§ What you will do: Could you return every record below exactly as it stands, leaving out the pictures?

Items from an interface collection
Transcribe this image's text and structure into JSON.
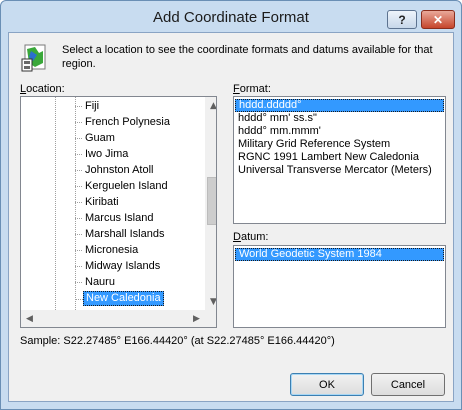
{
  "window": {
    "title": "Add Coordinate Format",
    "help_glyph": "?",
    "close_glyph": "✕"
  },
  "intro_text": "Select a location to see the coordinate formats and datums available for that region.",
  "location": {
    "label_underlined": "L",
    "label_rest": "ocation:",
    "items": [
      "Fiji",
      "French Polynesia",
      "Guam",
      "Iwo Jima",
      "Johnston Atoll",
      "Kerguelen Island",
      "Kiribati",
      "Marcus Island",
      "Marshall Islands",
      "Micronesia",
      "Midway Islands",
      "Nauru",
      "New Caledonia"
    ],
    "selected": "New Caledonia"
  },
  "format": {
    "label_underlined": "F",
    "label_rest": "ormat:",
    "items": [
      "hddd.ddddd°",
      "hddd° mm' ss.s\"",
      "hddd° mm.mmm'",
      "Military Grid Reference System",
      "RGNC 1991 Lambert New Caledonia",
      "Universal Transverse Mercator (Meters)"
    ],
    "selected": "hddd.ddddd°"
  },
  "datum": {
    "label_underlined": "D",
    "label_rest": "atum:",
    "items": [
      "World Geodetic System 1984"
    ],
    "selected": "World Geodetic System 1984"
  },
  "sample_text": "Sample: S22.27485° E166.44420° (at S22.27485° E166.44420°)",
  "buttons": {
    "ok": "OK",
    "cancel": "Cancel"
  },
  "scroll_glyphs": {
    "up": "▲",
    "down": "▼",
    "left": "◀",
    "right": "▶"
  },
  "icon": "map-icon"
}
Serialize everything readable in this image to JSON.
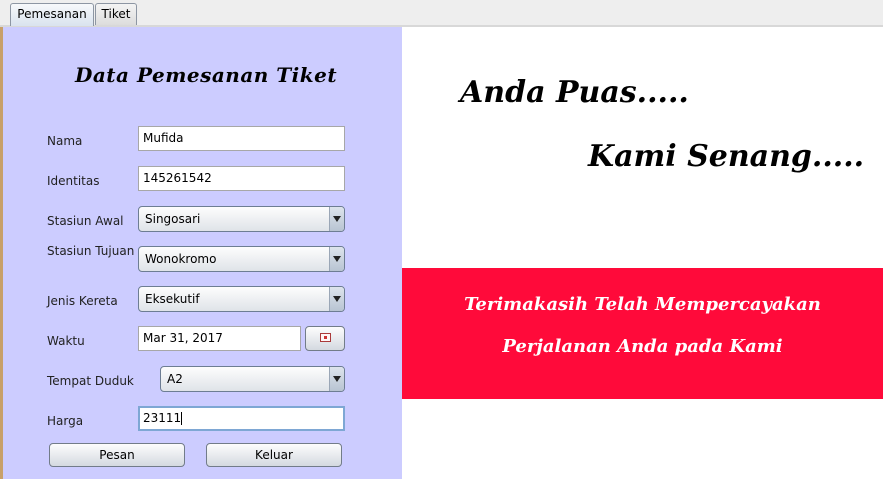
{
  "tabs": [
    {
      "label": "Pemesanan",
      "active": true
    },
    {
      "label": "Tiket",
      "active": false
    }
  ],
  "form": {
    "title": "Data Pemesanan Tiket",
    "fields": {
      "nama": {
        "label": "Nama",
        "value": "Mufida"
      },
      "identitas": {
        "label": "Identitas",
        "value": "145261542"
      },
      "stasiun_awal": {
        "label": "Stasiun Awal",
        "value": "Singosari"
      },
      "stasiun_tujuan": {
        "label": "Stasiun Tujuan",
        "value": "Wonokromo"
      },
      "jenis_kereta": {
        "label": "Jenis Kereta",
        "value": "Eksekutif"
      },
      "waktu": {
        "label": "Waktu",
        "value": "Mar 31, 2017"
      },
      "tempat_duduk": {
        "label": "Tempat Duduk",
        "value": "A2"
      },
      "harga": {
        "label": "Harga",
        "value": "23111"
      }
    },
    "buttons": {
      "pesan": "Pesan",
      "keluar": "Keluar"
    }
  },
  "message": {
    "line1": "Anda Puas.....",
    "line2": "Kami Senang.....",
    "banner_line1": "Terimakasih Telah Mempercayakan",
    "banner_line2": "Perjalanan Anda pada Kami"
  },
  "icons": {
    "date_picker": "calendar-icon",
    "dropdown": "chevron-down-icon"
  },
  "colors": {
    "form_bg": "#ccccff",
    "banner_bg": "#ff0a3a",
    "banner_text": "#ffffff"
  }
}
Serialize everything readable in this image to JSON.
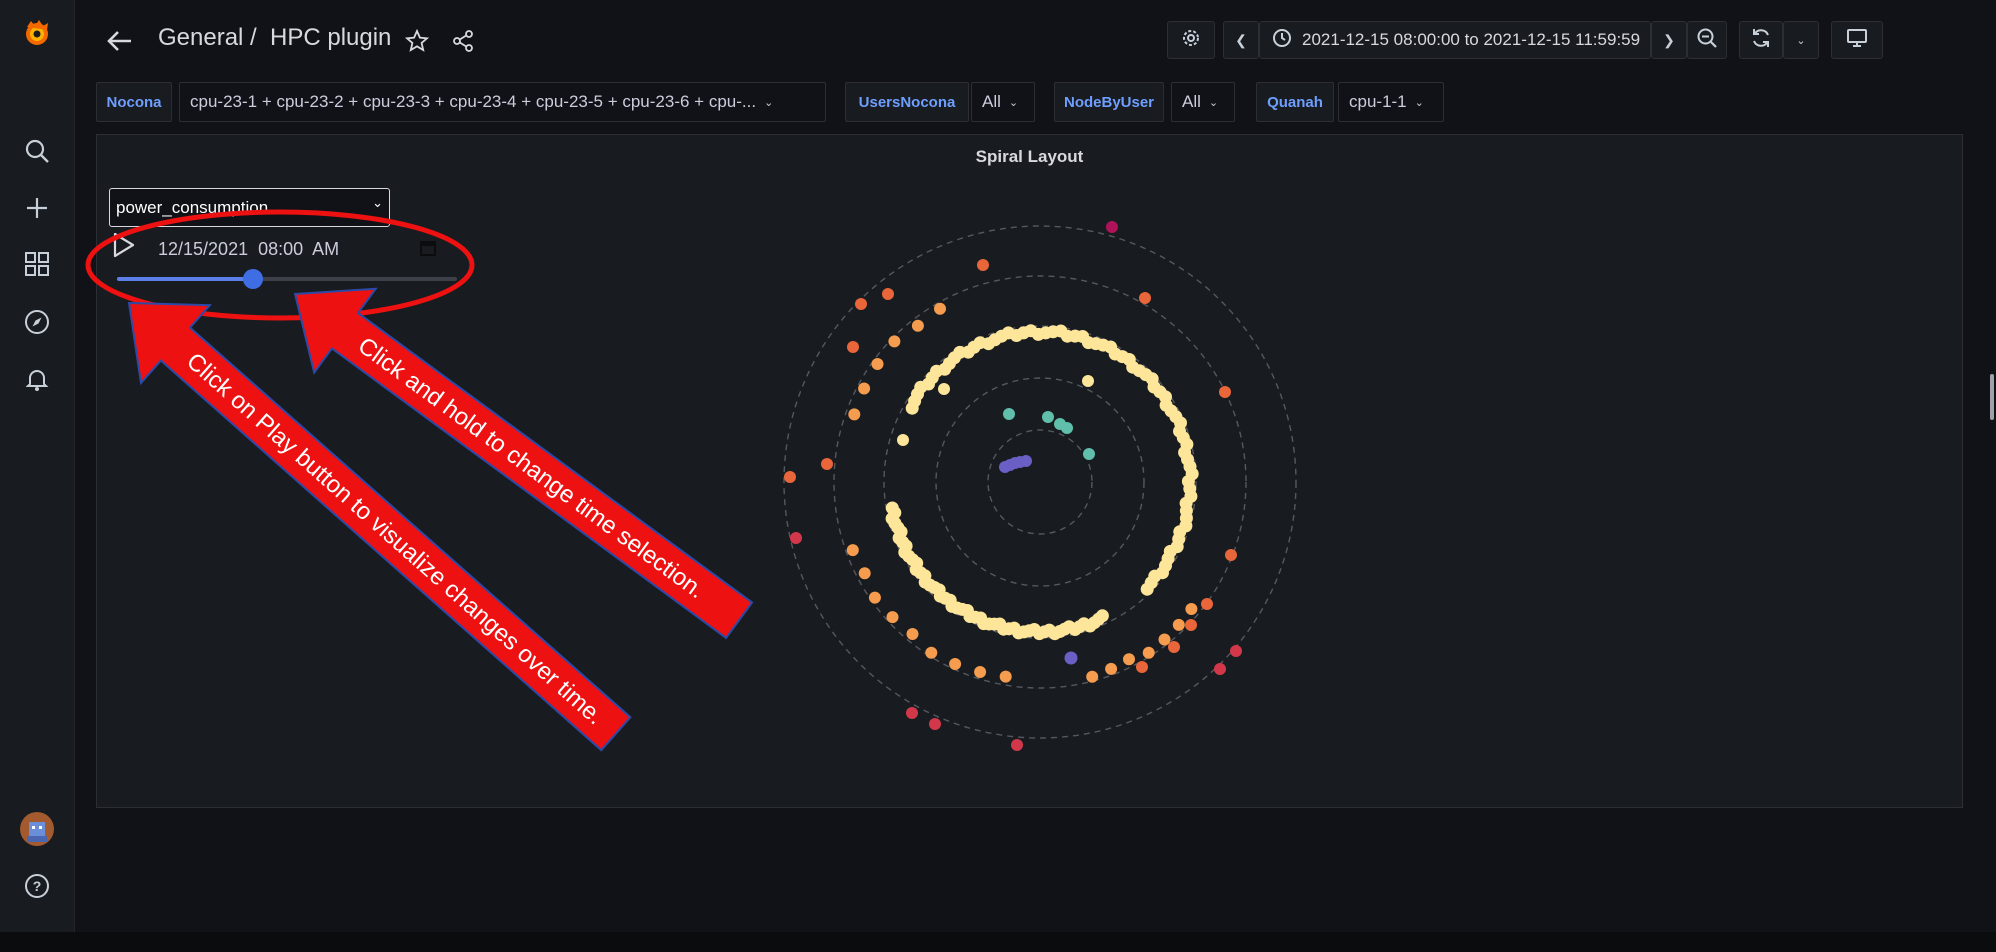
{
  "breadcrumb": {
    "folder": "General",
    "separator": "/",
    "dashboard": "HPC plugin"
  },
  "time_range": {
    "text": "2021-12-15 08:00:00 to 2021-12-15 11:59:59"
  },
  "icons": {
    "logo": "grafana-logo-icon",
    "search": "search-icon",
    "add": "plus-icon",
    "dashboards": "dashboards-grid-icon",
    "explore": "compass-icon",
    "alerting": "bell-icon",
    "profile": "user-avatar",
    "help": "help-icon",
    "back": "arrow-left-icon",
    "star": "star-icon",
    "share": "share-icon",
    "settings": "gear-icon",
    "clock": "clock-icon",
    "zoom_out": "zoom-out-icon",
    "refresh": "refresh-icon",
    "tv": "monitor-icon",
    "play": "play-icon",
    "calendar": "calendar-icon"
  },
  "variables": [
    {
      "label": "Nocona",
      "value": "cpu-23-1 + cpu-23-2 + cpu-23-3 + cpu-23-4 + cpu-23-5 + cpu-23-6 + cpu-..."
    },
    {
      "label": "UsersNocona",
      "value": "All"
    },
    {
      "label": "NodeByUser",
      "value": "All"
    },
    {
      "label": "Quanah",
      "value": "cpu-1-1"
    }
  ],
  "panel": {
    "title": "Spiral Layout",
    "metric_select": "power_consumption",
    "date_value": "12/15/2021  08:00  AM",
    "slider_fraction": 0.4
  },
  "annotations": {
    "arrow_time": "Click and hold to change time selection.",
    "arrow_play": "Click on Play button to visualize changes over time."
  },
  "colors": {
    "background": "#111217",
    "panel": "#181b1f",
    "accent": "#3f6de3",
    "annotation_red": "#ee1111",
    "annotation_border": "#2b4aa8",
    "point_purple": "#6a5fc4",
    "point_teal": "#5fbfab",
    "point_yellow": "#fde59a",
    "point_orange": "#f59c4e",
    "point_red_orange": "#e8663a",
    "point_red": "#d3384a",
    "point_crimson": "#b0125a"
  }
}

§ Answer to this problem:
Transcribe this image's text and structure into JSON.
{
  "window": {
    "title": "Add Coordinate Format",
    "help_glyph": "?",
    "close_glyph": "✕"
  },
  "intro_text": "Select a location to see the coordinate formats and datums available for that region.",
  "location": {
    "label_underlined": "L",
    "label_rest": "ocation:",
    "items": [
      "Fiji",
      "French Polynesia",
      "Guam",
      "Iwo Jima",
      "Johnston Atoll",
      "Kerguelen Island",
      "Kiribati",
      "Marcus Island",
      "Marshall Islands",
      "Micronesia",
      "Midway Islands",
      "Nauru",
      "New Caledonia"
    ],
    "selected": "New Caledonia"
  },
  "format": {
    "label_underlined": "F",
    "label_rest": "ormat:",
    "items": [
      "hddd.ddddd°",
      "hddd° mm' ss.s\"",
      "hddd° mm.mmm'",
      "Military Grid Reference System",
      "RGNC 1991 Lambert New Caledonia",
      "Universal Transverse Mercator (Meters)"
    ],
    "selected": "hddd.ddddd°"
  },
  "datum": {
    "label_underlined": "D",
    "label_rest": "atum:",
    "items": [
      "World Geodetic System 1984"
    ],
    "selected": "World Geodetic System 1984"
  },
  "sample_text": "Sample: S22.27485° E166.44420° (at S22.27485° E166.44420°)",
  "buttons": {
    "ok": "OK",
    "cancel": "Cancel"
  },
  "scroll_glyphs": {
    "up": "▲",
    "down": "▼",
    "left": "◀",
    "right": "▶"
  },
  "icon": "map-icon"
}
Serialize everything readable in this image to JSON.
{
  "tabs": [
    {
      "label": "Pemesanan",
      "active": true
    },
    {
      "label": "Tiket",
      "active": false
    }
  ],
  "form": {
    "title": "Data Pemesanan Tiket",
    "fields": {
      "nama": {
        "label": "Nama",
        "value": "Mufida"
      },
      "identitas": {
        "label": "Identitas",
        "value": "145261542"
      },
      "stasiun_awal": {
        "label": "Stasiun Awal",
        "value": "Singosari"
      },
      "stasiun_tujuan": {
        "label": "Stasiun Tujuan",
        "value": "Wonokromo"
      },
      "jenis_kereta": {
        "label": "Jenis Kereta",
        "value": "Eksekutif"
      },
      "waktu": {
        "label": "Waktu",
        "value": "Mar 31, 2017"
      },
      "tempat_duduk": {
        "label": "Tempat Duduk",
        "value": "A2"
      },
      "harga": {
        "label": "Harga",
        "value": "23111"
      }
    },
    "buttons": {
      "pesan": "Pesan",
      "keluar": "Keluar"
    }
  },
  "message": {
    "line1": "Anda Puas.....",
    "line2": "Kami Senang.....",
    "banner_line1": "Terimakasih Telah Mempercayakan",
    "banner_line2": "Perjalanan Anda pada Kami"
  },
  "icons": {
    "date_picker": "calendar-icon",
    "dropdown": "chevron-down-icon"
  },
  "colors": {
    "form_bg": "#ccccff",
    "banner_bg": "#ff0a3a",
    "banner_text": "#ffffff"
  }
}
Serialize everything readable in this image to JSON.
{
  "breadcrumb": {
    "folder": "General",
    "separator": "/",
    "dashboard": "HPC plugin"
  },
  "time_range": {
    "text": "2021-12-15 08:00:00 to 2021-12-15 11:59:59"
  },
  "icons": {
    "logo": "grafana-logo-icon",
    "search": "search-icon",
    "add": "plus-icon",
    "dashboards": "dashboards-grid-icon",
    "explore": "compass-icon",
    "alerting": "bell-icon",
    "profile": "user-avatar",
    "help": "help-icon",
    "back": "arrow-left-icon",
    "star": "star-icon",
    "share": "share-icon",
    "settings": "gear-icon",
    "clock": "clock-icon",
    "zoom_out": "zoom-out-icon",
    "refresh": "refresh-icon",
    "tv": "monitor-icon",
    "play": "play-icon",
    "calendar": "calendar-icon"
  },
  "variables": [
    {
      "label": "Nocona",
      "value": "cpu-23-1 + cpu-23-2 + cpu-23-3 + cpu-23-4 + cpu-23-5 + cpu-23-6 + cpu-..."
    },
    {
      "label": "UsersNocona",
      "value": "All"
    },
    {
      "label": "NodeByUser",
      "value": "All"
    },
    {
      "label": "Quanah",
      "value": "cpu-1-1"
    }
  ],
  "panel": {
    "title": "Spiral Layout",
    "metric_select": "power_consumption",
    "date_value": "12/15/2021  08:00  AM",
    "slider_fraction": 0.4
  },
  "annotations": {
    "arrow_time": "Click and hold to change time selection.",
    "arrow_play": "Click on Play button to visualize changes over time."
  },
  "colors": {
    "background": "#111217",
    "panel": "#181b1f",
    "accent": "#3f6de3",
    "annotation_red": "#ee1111",
    "annotation_border": "#2b4aa8",
    "point_purple": "#6a5fc4",
    "point_teal": "#5fbfab",
    "point_yellow": "#fde59a",
    "point_orange": "#f59c4e",
    "point_red_orange": "#e8663a",
    "point_red": "#d3384a",
    "point_crimson": "#b0125a"
  }
}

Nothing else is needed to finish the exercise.